** MATERIAL SHOWN follows **
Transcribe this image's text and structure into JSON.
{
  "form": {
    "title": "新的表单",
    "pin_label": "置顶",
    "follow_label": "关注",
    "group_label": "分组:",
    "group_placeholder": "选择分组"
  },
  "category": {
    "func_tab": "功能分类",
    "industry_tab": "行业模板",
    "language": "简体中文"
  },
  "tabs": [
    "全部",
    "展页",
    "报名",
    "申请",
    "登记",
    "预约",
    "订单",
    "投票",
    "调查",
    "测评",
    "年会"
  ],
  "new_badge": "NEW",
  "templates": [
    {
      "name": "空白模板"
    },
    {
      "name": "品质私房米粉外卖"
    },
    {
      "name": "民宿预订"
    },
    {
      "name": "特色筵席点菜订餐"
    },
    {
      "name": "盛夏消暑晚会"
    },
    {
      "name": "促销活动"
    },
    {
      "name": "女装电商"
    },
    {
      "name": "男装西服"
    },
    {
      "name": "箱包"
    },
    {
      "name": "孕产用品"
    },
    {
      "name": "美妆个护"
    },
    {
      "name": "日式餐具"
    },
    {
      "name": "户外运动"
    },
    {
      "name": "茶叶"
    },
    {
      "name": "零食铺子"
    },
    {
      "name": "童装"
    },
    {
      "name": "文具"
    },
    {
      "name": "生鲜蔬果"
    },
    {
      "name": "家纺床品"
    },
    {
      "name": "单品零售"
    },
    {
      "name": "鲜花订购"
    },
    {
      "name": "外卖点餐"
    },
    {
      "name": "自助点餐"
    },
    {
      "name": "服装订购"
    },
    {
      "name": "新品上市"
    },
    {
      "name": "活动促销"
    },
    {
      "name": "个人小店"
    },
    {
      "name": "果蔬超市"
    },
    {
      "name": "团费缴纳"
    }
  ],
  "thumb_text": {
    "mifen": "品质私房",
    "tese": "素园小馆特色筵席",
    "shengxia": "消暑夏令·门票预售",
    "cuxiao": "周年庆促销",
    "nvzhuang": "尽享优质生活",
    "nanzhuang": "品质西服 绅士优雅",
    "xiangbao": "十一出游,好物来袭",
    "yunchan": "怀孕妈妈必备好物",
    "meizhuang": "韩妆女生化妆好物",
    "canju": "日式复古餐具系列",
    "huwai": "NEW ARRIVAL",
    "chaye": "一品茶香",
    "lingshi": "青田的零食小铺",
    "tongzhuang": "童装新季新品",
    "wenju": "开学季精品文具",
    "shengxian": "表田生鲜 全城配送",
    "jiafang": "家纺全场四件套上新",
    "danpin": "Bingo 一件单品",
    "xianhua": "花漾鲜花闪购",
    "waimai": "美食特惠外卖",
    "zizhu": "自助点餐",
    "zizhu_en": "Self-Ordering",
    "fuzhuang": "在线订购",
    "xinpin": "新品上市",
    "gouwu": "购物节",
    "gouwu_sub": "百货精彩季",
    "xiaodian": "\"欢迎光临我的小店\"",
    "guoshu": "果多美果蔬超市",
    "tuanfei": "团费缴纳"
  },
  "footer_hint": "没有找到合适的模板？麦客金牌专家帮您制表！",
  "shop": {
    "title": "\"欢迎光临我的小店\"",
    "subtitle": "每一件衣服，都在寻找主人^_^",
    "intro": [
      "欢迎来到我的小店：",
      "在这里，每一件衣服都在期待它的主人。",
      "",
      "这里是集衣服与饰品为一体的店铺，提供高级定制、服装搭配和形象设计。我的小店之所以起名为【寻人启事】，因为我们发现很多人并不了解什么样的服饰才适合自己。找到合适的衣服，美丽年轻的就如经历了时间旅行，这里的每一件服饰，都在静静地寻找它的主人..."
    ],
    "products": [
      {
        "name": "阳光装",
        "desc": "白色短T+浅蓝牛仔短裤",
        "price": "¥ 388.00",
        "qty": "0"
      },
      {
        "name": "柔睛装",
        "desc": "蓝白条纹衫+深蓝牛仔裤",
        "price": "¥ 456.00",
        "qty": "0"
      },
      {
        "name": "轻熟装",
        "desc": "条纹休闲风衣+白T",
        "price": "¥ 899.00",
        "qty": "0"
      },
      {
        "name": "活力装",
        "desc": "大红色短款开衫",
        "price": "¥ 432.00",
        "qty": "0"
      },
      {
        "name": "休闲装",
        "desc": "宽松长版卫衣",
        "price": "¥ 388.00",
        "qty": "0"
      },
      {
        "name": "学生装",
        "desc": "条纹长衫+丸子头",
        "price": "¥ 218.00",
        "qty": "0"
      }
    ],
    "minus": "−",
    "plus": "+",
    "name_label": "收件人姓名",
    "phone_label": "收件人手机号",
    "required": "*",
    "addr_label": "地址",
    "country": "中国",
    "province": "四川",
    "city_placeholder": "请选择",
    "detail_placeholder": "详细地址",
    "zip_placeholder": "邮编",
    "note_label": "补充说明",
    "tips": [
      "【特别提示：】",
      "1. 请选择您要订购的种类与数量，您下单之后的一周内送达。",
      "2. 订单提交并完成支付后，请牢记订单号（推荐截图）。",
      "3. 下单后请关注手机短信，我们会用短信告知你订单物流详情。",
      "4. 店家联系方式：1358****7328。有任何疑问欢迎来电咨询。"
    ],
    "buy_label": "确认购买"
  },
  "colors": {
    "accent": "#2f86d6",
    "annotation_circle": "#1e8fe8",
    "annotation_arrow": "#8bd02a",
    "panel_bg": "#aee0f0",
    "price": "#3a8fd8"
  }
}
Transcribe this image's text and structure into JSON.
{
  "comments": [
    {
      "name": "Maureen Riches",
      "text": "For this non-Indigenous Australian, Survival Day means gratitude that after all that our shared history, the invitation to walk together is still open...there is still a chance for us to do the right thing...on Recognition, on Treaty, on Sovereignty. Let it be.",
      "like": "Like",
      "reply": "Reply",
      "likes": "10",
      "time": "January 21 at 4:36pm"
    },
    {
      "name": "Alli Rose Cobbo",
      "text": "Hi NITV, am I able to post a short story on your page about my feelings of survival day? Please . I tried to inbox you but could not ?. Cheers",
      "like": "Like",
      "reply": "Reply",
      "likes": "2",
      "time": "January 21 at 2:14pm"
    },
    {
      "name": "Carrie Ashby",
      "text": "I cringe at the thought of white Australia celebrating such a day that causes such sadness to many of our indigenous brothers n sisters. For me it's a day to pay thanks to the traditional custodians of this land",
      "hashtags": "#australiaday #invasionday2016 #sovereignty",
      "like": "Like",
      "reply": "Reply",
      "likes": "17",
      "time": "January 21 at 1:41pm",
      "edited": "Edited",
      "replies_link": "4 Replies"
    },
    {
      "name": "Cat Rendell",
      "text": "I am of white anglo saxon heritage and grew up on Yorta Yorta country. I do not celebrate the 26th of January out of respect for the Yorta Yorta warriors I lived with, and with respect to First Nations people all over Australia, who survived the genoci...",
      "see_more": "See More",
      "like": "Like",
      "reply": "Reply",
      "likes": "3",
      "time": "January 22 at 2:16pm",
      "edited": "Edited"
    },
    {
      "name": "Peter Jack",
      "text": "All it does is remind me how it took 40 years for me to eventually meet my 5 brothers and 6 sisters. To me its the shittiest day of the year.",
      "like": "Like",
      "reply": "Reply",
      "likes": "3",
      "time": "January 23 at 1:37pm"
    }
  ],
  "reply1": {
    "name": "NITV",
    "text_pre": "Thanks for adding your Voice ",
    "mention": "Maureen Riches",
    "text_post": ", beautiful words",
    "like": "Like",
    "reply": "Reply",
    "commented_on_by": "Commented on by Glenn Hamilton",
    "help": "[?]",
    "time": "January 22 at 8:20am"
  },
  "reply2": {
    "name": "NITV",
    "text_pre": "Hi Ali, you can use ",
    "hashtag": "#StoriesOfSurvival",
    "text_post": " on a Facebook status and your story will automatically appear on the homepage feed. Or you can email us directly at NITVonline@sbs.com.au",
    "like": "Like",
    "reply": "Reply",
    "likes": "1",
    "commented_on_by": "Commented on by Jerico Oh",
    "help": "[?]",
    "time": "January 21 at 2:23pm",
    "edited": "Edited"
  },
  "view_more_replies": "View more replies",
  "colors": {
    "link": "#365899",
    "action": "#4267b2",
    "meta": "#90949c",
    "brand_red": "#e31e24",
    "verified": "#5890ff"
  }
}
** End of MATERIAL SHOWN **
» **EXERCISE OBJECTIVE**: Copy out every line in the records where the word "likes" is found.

» **ANSWER FOR THIS EXERCISE**:
      "likes": "10",
      "likes": "2",
      "likes": "17",
      "likes": "3",
      "likes": "3",
    "likes": "1",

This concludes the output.